Your objective:
Count every line in the following entries that holds the word "badge". Only the number should be given.

(The records begins)

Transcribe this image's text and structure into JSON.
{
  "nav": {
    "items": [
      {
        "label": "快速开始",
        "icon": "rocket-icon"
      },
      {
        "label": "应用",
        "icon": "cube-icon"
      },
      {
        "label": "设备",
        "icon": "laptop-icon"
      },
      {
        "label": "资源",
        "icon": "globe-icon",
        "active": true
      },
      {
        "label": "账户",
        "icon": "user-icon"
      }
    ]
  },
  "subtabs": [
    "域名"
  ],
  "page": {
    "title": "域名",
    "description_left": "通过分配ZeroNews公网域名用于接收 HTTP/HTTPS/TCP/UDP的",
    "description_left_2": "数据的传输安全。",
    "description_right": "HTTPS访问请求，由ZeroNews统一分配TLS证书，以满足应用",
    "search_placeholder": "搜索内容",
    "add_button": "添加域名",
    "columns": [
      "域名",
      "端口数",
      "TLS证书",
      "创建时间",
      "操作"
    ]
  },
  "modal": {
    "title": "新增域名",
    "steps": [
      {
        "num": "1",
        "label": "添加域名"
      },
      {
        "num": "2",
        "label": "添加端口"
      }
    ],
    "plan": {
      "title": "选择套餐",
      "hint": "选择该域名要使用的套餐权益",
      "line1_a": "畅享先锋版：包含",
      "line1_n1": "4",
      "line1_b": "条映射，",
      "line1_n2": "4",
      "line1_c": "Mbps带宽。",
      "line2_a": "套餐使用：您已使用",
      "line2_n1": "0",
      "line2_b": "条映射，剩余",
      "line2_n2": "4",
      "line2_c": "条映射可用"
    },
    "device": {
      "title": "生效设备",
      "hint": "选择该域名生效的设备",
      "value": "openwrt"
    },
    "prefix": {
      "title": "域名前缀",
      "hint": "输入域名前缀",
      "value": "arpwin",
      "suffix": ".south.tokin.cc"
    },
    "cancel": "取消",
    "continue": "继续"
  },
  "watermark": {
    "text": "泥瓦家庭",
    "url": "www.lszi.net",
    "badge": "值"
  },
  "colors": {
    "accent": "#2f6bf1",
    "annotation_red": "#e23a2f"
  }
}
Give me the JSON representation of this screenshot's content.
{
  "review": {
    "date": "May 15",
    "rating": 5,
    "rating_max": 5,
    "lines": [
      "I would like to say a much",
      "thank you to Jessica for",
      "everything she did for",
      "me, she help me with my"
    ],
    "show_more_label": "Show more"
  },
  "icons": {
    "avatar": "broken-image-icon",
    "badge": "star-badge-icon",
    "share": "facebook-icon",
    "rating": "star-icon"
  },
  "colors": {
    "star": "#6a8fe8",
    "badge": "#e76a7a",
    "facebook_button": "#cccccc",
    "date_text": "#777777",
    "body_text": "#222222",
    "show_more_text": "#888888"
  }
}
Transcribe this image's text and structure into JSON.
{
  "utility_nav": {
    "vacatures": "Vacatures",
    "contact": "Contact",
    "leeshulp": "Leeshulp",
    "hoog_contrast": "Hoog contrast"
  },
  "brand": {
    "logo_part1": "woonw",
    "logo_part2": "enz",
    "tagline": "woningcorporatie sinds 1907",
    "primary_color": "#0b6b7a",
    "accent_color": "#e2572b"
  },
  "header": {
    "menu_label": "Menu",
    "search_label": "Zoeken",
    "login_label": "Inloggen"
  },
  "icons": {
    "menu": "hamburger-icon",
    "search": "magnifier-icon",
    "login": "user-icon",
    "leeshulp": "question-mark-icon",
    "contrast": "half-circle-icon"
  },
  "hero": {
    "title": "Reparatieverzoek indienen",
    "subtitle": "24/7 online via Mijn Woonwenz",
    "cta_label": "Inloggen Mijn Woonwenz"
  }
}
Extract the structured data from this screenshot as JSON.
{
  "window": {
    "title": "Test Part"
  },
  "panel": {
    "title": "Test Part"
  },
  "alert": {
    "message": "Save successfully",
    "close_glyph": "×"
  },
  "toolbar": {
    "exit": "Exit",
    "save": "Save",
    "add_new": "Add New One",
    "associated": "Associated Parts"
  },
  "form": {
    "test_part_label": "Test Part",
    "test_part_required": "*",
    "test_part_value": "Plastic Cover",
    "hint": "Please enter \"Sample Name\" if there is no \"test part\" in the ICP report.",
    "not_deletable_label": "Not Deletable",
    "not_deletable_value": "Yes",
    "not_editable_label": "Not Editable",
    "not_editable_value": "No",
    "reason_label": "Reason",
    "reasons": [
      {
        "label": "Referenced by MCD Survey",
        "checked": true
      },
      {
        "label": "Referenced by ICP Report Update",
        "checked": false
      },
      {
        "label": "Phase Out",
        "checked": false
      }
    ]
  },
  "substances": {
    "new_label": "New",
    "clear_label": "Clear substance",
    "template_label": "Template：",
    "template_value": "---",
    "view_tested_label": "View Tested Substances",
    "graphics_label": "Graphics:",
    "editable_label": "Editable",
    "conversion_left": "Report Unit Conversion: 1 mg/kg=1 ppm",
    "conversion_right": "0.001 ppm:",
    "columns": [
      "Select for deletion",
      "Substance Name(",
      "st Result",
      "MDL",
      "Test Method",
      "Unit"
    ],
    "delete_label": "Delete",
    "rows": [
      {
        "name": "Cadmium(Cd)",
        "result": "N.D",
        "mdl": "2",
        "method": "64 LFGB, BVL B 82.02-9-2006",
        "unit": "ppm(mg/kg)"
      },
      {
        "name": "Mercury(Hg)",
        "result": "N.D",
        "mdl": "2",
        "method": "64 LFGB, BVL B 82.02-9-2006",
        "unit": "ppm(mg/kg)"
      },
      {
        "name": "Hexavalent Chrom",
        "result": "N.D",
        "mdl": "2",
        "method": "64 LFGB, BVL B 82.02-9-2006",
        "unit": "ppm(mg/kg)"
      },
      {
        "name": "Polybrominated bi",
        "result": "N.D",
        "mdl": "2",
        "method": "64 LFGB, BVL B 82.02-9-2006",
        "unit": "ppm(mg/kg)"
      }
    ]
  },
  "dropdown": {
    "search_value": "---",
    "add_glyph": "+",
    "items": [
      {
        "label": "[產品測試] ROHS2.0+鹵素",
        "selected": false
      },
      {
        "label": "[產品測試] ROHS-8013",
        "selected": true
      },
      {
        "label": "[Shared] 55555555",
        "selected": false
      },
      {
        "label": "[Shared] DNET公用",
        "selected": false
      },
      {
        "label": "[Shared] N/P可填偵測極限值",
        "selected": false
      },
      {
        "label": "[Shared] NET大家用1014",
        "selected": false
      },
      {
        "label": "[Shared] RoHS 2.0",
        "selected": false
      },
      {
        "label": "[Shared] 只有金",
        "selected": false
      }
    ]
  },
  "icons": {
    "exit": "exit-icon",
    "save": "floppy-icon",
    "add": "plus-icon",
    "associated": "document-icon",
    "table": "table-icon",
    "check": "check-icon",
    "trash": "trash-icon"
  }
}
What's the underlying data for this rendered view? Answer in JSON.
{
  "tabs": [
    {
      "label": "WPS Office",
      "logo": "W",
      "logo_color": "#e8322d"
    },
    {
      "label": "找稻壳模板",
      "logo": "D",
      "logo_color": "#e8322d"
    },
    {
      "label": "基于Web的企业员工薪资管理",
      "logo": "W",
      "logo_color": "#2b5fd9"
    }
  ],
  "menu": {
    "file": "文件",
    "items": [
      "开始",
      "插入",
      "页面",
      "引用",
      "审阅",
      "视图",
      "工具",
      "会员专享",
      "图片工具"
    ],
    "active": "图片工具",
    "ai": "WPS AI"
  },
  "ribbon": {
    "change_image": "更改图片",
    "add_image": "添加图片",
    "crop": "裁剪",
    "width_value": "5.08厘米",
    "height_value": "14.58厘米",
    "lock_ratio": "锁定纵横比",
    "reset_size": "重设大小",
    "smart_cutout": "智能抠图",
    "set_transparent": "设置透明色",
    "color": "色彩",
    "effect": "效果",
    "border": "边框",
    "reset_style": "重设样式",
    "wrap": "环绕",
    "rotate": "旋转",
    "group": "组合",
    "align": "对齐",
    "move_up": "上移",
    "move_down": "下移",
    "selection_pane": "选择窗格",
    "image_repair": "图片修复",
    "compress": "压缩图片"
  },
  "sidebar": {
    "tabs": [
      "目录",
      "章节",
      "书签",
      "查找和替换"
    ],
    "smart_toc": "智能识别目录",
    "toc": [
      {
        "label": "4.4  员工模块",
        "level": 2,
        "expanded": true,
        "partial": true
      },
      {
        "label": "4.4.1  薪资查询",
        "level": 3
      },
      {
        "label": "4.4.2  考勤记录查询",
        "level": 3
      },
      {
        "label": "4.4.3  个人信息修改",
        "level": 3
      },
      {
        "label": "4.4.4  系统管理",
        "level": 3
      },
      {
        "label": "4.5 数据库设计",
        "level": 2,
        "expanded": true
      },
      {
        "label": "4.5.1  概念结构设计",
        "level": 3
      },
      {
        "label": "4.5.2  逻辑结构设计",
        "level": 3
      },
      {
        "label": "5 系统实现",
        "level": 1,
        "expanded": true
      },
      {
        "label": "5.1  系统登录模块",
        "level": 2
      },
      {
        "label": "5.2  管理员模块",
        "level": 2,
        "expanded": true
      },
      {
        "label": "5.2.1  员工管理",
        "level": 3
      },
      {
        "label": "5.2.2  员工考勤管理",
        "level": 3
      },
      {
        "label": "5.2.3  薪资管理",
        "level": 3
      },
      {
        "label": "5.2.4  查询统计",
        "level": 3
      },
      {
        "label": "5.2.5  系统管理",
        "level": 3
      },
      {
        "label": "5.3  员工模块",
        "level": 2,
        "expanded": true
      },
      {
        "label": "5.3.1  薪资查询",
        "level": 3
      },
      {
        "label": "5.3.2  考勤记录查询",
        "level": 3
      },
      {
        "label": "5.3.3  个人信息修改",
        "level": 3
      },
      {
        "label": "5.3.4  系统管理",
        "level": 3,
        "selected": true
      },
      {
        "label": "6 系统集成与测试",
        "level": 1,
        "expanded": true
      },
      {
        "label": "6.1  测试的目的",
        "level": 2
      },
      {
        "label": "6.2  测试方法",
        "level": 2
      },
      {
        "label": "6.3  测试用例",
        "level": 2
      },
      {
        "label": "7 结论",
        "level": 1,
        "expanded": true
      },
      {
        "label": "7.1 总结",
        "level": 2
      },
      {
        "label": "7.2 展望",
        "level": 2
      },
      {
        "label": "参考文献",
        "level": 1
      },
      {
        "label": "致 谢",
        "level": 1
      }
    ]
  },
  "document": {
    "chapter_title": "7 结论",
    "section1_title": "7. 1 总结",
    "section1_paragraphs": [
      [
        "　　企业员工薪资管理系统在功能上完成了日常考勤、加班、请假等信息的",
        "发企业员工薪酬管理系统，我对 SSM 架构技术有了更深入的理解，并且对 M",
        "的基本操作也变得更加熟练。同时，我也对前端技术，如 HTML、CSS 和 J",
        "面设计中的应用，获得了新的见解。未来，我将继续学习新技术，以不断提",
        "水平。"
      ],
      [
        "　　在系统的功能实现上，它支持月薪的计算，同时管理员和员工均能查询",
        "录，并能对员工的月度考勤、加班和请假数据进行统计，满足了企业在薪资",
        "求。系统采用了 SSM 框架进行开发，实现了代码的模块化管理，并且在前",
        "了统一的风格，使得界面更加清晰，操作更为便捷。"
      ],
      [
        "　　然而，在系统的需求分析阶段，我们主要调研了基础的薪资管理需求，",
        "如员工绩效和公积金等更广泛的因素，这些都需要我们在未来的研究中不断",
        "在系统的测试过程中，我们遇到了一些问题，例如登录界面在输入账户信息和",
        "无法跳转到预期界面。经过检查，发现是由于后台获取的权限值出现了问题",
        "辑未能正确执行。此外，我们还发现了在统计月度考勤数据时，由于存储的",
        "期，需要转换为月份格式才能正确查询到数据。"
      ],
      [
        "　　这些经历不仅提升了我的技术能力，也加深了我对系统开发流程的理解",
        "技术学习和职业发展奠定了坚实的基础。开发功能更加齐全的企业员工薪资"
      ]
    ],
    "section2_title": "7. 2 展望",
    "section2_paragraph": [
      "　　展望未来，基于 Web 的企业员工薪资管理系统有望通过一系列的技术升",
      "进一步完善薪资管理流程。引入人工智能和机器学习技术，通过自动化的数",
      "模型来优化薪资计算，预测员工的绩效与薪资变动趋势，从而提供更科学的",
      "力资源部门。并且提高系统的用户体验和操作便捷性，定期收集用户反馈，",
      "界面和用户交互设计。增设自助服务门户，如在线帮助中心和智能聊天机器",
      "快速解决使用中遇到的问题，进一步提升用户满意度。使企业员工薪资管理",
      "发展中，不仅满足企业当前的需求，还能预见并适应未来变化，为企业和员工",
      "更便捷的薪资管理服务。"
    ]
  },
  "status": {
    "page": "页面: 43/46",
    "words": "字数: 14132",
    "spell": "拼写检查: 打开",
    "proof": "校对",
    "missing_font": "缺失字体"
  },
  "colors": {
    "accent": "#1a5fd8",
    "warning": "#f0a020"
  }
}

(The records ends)

Result of this task:
3